[Extracted records]
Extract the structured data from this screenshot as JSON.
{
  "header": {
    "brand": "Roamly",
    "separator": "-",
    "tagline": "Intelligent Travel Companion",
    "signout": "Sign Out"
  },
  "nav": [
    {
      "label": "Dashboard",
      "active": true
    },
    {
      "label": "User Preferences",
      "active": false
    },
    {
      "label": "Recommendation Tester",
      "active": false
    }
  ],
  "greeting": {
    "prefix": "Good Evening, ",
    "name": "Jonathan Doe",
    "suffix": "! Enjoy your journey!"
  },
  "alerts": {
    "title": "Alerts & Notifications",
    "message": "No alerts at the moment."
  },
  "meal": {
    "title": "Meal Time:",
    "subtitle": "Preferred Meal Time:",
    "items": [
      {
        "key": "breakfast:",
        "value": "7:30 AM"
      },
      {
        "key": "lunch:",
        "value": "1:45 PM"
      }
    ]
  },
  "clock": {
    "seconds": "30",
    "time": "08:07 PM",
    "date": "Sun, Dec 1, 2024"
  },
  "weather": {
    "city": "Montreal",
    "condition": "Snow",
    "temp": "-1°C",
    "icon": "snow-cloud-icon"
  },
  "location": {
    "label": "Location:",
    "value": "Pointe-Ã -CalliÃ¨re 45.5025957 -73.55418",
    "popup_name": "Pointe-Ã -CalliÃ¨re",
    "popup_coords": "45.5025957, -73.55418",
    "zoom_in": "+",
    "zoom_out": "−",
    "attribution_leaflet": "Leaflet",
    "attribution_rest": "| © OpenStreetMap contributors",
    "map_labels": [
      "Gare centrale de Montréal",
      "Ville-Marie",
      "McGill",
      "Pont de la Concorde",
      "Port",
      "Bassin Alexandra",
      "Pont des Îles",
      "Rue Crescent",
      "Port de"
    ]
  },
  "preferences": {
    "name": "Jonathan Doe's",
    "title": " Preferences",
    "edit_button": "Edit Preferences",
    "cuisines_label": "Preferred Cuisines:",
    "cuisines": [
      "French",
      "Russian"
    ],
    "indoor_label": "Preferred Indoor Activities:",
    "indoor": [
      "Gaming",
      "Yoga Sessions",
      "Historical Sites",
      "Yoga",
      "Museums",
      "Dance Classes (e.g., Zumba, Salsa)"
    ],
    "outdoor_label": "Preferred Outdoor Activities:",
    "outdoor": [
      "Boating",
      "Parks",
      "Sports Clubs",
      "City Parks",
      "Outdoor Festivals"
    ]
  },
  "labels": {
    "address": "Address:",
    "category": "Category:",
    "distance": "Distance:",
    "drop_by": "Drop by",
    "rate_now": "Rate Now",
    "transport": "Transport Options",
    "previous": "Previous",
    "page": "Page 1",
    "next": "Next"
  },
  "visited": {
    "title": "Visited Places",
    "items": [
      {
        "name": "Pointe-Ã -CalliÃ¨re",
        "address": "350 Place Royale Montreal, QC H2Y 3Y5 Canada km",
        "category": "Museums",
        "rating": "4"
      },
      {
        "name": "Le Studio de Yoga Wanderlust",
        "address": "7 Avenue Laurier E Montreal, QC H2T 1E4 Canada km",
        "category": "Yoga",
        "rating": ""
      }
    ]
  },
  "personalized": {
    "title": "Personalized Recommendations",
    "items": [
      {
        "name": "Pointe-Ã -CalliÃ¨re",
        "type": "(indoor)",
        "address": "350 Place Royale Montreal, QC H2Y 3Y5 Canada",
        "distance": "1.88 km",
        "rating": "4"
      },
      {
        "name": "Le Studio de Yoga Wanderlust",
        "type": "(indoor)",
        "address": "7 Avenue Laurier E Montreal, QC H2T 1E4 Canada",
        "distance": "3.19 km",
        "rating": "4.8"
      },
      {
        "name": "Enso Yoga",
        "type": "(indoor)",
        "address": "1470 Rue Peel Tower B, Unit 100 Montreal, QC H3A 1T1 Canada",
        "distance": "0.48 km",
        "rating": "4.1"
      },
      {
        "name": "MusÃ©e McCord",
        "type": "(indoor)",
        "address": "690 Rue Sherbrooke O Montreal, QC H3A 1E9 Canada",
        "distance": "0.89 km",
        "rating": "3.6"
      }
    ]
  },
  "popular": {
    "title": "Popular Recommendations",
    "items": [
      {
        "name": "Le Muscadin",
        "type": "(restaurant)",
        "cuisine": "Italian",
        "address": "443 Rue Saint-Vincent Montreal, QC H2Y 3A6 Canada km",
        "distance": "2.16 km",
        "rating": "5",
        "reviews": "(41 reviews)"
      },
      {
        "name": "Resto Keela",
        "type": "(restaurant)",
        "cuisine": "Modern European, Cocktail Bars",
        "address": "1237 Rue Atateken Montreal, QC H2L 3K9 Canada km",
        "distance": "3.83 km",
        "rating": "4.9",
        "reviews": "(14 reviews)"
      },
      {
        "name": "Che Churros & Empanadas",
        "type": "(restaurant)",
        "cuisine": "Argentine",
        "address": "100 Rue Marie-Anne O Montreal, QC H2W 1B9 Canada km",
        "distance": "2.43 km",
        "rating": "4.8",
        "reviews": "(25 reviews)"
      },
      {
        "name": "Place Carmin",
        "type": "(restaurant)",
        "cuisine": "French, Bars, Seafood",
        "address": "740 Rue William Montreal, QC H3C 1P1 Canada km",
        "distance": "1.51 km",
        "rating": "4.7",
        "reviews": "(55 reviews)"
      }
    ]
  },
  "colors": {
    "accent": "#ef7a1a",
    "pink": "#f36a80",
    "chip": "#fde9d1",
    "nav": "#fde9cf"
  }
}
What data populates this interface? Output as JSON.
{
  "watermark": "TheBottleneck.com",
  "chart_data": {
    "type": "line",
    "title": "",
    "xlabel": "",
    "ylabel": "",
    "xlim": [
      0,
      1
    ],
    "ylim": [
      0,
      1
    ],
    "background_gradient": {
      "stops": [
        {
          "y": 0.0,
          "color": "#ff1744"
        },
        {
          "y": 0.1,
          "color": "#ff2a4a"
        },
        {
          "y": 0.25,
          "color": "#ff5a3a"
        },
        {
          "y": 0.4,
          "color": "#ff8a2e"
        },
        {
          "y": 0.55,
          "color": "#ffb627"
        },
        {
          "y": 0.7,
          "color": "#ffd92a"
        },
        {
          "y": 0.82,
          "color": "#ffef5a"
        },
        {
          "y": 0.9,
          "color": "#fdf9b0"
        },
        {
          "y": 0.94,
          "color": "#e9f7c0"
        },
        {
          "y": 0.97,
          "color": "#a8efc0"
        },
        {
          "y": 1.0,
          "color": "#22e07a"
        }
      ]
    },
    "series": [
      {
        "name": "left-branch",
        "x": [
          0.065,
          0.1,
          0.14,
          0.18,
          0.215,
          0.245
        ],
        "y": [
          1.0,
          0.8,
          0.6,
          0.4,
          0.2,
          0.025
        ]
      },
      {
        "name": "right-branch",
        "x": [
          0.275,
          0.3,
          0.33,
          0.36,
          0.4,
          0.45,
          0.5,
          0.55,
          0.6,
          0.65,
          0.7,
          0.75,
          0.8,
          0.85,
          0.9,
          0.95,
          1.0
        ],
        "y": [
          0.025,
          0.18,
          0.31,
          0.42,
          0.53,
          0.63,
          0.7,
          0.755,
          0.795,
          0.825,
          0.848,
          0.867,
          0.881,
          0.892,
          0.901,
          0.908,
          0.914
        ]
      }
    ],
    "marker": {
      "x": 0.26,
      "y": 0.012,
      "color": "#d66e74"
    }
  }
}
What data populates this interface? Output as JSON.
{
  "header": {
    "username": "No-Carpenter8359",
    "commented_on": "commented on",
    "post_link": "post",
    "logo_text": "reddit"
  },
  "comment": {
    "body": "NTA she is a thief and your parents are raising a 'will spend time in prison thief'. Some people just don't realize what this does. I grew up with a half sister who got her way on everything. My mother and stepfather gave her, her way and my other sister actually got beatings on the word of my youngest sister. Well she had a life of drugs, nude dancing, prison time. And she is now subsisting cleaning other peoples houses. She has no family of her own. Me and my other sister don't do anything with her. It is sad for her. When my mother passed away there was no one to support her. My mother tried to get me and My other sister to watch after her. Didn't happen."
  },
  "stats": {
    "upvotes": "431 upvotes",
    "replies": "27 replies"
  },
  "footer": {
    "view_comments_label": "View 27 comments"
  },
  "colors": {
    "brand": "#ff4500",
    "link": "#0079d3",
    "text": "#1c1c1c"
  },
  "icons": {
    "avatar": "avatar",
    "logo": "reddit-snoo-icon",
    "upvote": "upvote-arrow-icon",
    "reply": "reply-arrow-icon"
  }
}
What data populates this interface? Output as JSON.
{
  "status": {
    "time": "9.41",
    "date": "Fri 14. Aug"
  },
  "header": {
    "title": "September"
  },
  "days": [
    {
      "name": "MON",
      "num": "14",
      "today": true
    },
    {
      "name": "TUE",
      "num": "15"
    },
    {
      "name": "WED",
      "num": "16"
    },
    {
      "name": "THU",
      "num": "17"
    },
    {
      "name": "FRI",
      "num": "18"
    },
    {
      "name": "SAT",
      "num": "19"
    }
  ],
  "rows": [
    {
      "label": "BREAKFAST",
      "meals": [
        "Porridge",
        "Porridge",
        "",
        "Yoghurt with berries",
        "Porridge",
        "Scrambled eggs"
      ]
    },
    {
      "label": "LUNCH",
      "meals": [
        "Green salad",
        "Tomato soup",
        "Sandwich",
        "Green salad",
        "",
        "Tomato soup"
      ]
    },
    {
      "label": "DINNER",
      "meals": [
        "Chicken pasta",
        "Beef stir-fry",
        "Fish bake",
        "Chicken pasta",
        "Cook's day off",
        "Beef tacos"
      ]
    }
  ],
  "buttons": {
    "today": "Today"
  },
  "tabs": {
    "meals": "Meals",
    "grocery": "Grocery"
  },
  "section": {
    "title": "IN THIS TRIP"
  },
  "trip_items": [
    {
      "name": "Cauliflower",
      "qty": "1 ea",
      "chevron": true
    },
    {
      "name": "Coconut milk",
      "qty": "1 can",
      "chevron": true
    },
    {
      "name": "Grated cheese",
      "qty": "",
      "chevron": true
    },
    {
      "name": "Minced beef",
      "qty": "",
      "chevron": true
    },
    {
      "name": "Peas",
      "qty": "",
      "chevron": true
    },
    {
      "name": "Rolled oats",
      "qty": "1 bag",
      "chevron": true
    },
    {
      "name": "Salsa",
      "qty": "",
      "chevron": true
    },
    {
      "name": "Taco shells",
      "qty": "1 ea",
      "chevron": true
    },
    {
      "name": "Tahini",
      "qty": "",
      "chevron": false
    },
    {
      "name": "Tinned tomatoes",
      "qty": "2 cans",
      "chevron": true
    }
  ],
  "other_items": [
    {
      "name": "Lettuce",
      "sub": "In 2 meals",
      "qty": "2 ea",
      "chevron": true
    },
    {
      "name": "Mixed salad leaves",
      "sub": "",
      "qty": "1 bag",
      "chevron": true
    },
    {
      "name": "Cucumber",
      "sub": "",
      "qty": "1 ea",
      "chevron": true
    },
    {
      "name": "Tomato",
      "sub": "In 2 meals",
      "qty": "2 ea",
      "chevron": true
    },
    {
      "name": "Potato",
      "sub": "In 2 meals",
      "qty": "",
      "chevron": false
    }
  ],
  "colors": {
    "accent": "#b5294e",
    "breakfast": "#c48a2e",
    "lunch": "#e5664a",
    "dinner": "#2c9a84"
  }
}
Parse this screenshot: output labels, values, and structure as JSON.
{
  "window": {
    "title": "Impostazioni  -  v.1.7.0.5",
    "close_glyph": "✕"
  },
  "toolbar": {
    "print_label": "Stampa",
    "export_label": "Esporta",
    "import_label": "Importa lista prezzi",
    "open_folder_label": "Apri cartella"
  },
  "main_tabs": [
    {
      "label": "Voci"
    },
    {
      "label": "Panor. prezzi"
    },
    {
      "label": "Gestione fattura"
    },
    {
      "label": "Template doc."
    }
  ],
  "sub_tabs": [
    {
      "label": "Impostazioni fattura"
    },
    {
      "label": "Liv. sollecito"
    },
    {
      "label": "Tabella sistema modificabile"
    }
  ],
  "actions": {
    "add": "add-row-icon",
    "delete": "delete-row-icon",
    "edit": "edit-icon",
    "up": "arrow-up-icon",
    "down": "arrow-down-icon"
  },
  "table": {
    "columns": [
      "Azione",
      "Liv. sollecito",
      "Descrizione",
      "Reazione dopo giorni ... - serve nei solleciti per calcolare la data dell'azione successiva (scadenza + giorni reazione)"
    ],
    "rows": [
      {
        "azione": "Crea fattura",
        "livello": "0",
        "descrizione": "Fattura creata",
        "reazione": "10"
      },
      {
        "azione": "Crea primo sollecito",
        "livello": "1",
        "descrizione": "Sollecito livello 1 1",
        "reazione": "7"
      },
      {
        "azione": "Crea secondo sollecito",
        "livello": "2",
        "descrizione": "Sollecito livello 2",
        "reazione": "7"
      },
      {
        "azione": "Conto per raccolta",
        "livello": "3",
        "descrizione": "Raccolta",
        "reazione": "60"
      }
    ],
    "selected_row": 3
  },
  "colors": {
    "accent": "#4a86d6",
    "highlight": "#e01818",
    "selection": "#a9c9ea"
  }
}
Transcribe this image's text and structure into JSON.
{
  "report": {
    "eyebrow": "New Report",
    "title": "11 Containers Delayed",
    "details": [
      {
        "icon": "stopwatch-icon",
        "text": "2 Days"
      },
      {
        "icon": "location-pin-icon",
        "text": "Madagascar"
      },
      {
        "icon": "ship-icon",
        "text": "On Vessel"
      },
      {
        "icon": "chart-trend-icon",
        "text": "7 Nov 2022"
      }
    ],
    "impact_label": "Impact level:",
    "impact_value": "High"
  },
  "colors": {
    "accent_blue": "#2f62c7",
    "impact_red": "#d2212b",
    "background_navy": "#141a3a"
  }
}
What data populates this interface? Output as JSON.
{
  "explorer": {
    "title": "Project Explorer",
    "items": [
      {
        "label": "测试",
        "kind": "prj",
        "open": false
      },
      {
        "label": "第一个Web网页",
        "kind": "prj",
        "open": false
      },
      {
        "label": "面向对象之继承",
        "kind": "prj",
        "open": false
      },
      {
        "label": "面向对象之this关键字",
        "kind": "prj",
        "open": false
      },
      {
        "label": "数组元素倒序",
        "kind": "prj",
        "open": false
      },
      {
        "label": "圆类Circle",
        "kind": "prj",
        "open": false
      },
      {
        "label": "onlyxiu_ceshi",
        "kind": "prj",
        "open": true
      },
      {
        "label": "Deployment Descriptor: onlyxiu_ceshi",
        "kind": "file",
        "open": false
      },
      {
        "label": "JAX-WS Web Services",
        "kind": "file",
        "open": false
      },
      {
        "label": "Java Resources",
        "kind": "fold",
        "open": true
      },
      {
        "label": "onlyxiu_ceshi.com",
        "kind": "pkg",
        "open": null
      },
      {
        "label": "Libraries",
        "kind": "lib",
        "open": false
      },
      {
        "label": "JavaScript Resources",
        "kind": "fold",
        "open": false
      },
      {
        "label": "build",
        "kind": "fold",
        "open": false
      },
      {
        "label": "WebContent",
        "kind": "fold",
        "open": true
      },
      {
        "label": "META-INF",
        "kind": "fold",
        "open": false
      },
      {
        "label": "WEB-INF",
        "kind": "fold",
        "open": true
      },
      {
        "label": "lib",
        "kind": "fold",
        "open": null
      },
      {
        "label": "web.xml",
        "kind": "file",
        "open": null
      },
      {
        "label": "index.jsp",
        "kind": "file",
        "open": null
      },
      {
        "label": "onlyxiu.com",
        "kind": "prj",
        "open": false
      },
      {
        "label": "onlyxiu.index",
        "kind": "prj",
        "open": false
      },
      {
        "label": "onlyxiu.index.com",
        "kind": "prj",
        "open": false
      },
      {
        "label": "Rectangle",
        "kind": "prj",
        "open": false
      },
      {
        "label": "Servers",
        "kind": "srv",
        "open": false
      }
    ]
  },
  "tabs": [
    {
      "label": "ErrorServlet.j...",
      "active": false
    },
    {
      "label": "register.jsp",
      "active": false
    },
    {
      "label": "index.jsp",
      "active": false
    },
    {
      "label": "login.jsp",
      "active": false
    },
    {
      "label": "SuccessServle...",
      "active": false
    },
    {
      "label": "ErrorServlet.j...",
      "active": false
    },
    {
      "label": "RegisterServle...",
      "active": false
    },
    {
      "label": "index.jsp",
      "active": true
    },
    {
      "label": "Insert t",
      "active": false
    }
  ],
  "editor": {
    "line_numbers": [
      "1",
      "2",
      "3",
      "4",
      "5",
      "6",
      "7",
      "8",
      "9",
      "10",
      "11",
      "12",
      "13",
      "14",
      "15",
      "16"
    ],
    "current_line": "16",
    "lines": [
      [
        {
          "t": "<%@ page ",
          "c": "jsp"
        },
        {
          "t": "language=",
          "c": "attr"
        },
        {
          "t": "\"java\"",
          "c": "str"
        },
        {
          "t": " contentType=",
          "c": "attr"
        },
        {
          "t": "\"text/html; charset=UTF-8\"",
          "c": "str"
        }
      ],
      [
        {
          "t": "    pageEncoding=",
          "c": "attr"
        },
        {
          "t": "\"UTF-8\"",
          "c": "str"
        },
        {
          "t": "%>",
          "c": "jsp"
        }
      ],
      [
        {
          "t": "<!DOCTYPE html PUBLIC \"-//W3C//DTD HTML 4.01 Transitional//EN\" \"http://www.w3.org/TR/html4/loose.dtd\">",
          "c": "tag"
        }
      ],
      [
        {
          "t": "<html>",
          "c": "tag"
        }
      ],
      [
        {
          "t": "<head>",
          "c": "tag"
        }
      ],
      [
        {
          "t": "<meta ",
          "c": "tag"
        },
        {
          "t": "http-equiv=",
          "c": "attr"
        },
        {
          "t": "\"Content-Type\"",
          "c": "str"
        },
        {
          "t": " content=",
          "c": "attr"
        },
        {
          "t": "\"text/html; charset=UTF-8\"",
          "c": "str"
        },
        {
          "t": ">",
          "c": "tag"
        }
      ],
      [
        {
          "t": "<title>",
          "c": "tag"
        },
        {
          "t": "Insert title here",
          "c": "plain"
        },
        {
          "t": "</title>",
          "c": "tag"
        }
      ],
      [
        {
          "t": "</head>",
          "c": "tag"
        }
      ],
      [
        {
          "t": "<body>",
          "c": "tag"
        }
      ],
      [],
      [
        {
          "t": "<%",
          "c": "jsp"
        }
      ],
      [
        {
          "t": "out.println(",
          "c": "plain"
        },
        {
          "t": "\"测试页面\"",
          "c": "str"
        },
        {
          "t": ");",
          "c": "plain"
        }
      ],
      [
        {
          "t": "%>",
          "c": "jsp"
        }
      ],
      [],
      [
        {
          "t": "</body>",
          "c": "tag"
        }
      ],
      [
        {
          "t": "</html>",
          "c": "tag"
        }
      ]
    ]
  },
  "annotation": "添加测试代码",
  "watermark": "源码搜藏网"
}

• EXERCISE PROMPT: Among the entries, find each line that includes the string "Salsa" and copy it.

• TASK OUTPUT:
      "Dance Classes (e.g., Zumba, Salsa)"
      "name": "Salsa",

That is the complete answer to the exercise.